TASK INPUTS:
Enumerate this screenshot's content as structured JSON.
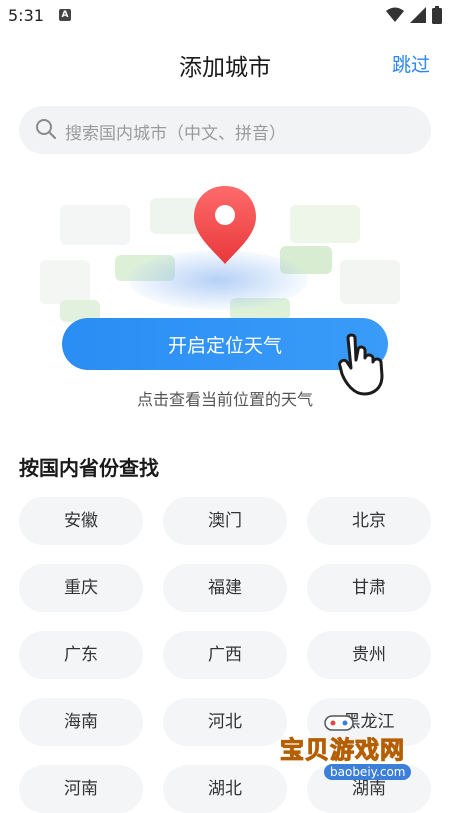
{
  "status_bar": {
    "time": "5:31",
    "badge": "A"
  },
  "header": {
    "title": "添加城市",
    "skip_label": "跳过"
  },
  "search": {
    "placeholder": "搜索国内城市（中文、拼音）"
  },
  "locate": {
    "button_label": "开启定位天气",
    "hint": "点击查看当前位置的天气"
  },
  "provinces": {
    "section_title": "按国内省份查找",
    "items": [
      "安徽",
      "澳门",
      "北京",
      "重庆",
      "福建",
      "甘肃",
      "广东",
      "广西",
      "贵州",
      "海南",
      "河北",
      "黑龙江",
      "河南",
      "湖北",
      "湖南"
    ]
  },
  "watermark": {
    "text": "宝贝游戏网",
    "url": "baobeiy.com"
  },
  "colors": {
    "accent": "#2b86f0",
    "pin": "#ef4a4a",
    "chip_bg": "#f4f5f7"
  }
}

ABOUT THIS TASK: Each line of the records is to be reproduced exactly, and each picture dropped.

OUTPUT:
Enumerate this screenshot's content as structured JSON.
{
  "status_bar": {
    "time": "5:31",
    "badge": "A"
  },
  "header": {
    "title": "添加城市",
    "skip_label": "跳过"
  },
  "search": {
    "placeholder": "搜索国内城市（中文、拼音）"
  },
  "locate": {
    "button_label": "开启定位天气",
    "hint": "点击查看当前位置的天气"
  },
  "provinces": {
    "section_title": "按国内省份查找",
    "items": [
      "安徽",
      "澳门",
      "北京",
      "重庆",
      "福建",
      "甘肃",
      "广东",
      "广西",
      "贵州",
      "海南",
      "河北",
      "黑龙江",
      "河南",
      "湖北",
      "湖南"
    ]
  },
  "watermark": {
    "text": "宝贝游戏网",
    "url": "baobeiy.com"
  },
  "colors": {
    "accent": "#2b86f0",
    "pin": "#ef4a4a",
    "chip_bg": "#f4f5f7"
  }
}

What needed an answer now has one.